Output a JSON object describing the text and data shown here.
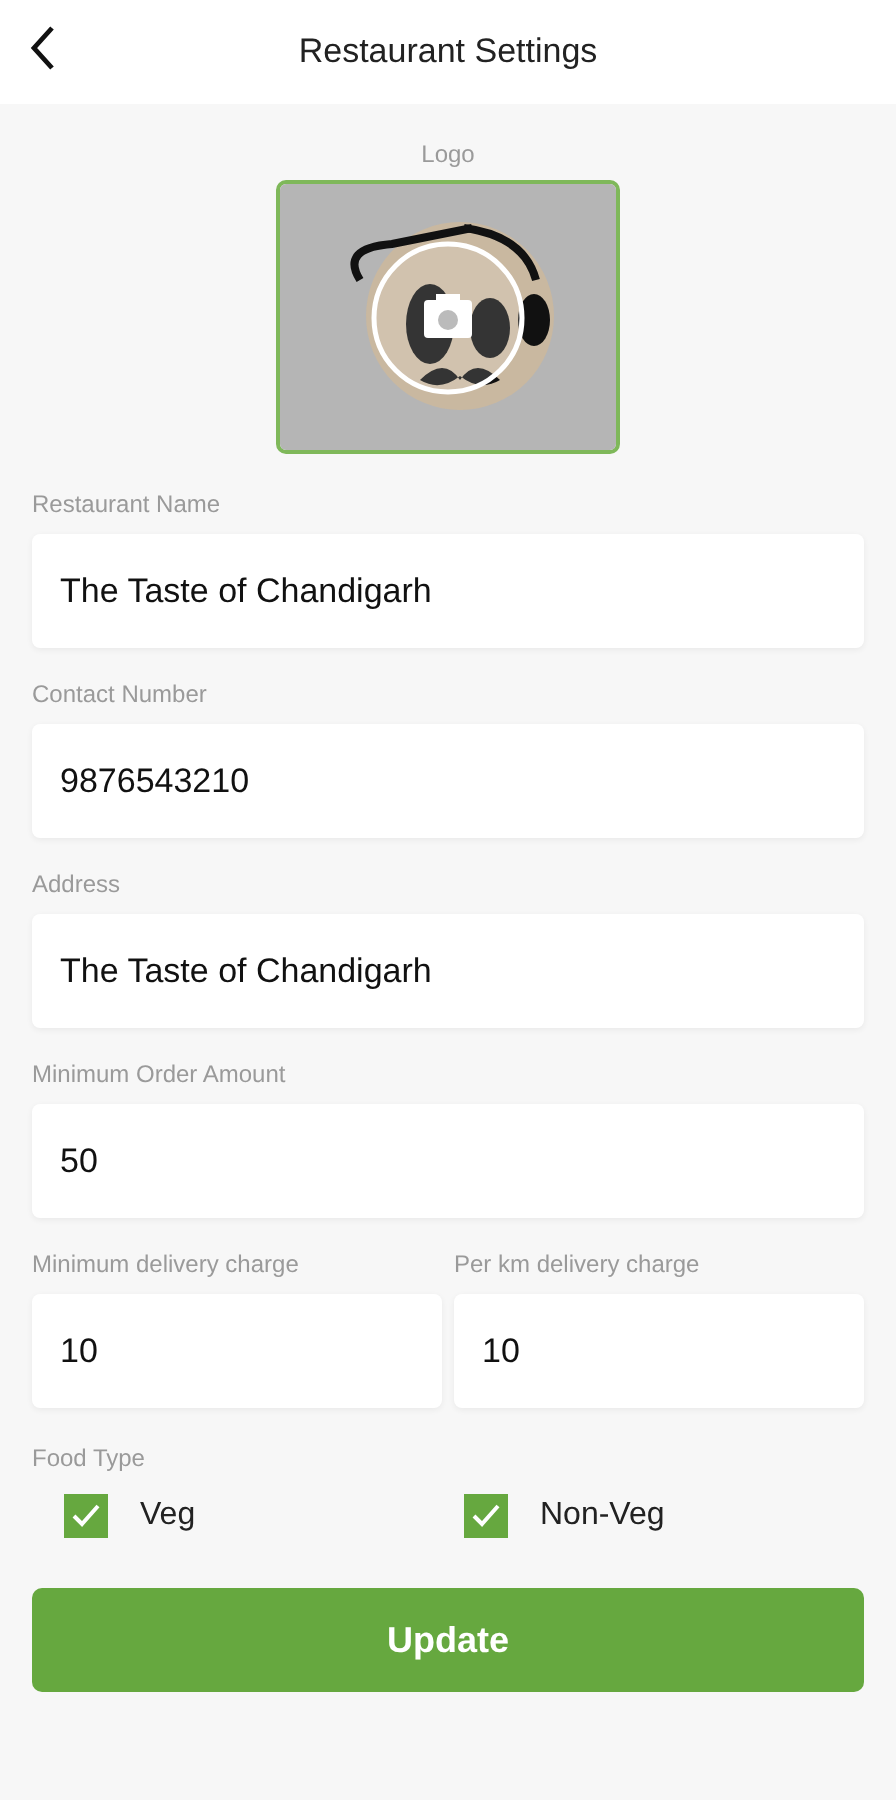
{
  "header": {
    "title": "Restaurant Settings"
  },
  "logo": {
    "label": "Logo",
    "kind": "picture"
  },
  "fields": [
    {
      "kind": "single",
      "items": [
        {
          "label": "Restaurant Name",
          "value": "The Taste of Chandigarh"
        }
      ]
    },
    {
      "kind": "single",
      "items": [
        {
          "label": "Contact Number",
          "value": "9876543210"
        }
      ]
    },
    {
      "kind": "single",
      "items": [
        {
          "label": "Address",
          "value": "The Taste of Chandigarh"
        }
      ]
    },
    {
      "kind": "single",
      "items": [
        {
          "label": "Minimum Order Amount",
          "value": "50"
        }
      ]
    },
    {
      "kind": "pair",
      "items": [
        {
          "label": "Minimum delivery charge",
          "value": "10"
        },
        {
          "label": "Per km delivery charge",
          "value": "10"
        }
      ]
    }
  ],
  "food_type": {
    "label": "Food Type",
    "options": [
      {
        "label": "Veg",
        "checked": true
      },
      {
        "label": "Non-Veg",
        "checked": true
      }
    ]
  },
  "button": "Update"
}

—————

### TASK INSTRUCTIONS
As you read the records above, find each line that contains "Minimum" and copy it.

### COMPLETED EXERCISE
          "label": "Minimum Order Amount",
          "label": "Minimum delivery charge",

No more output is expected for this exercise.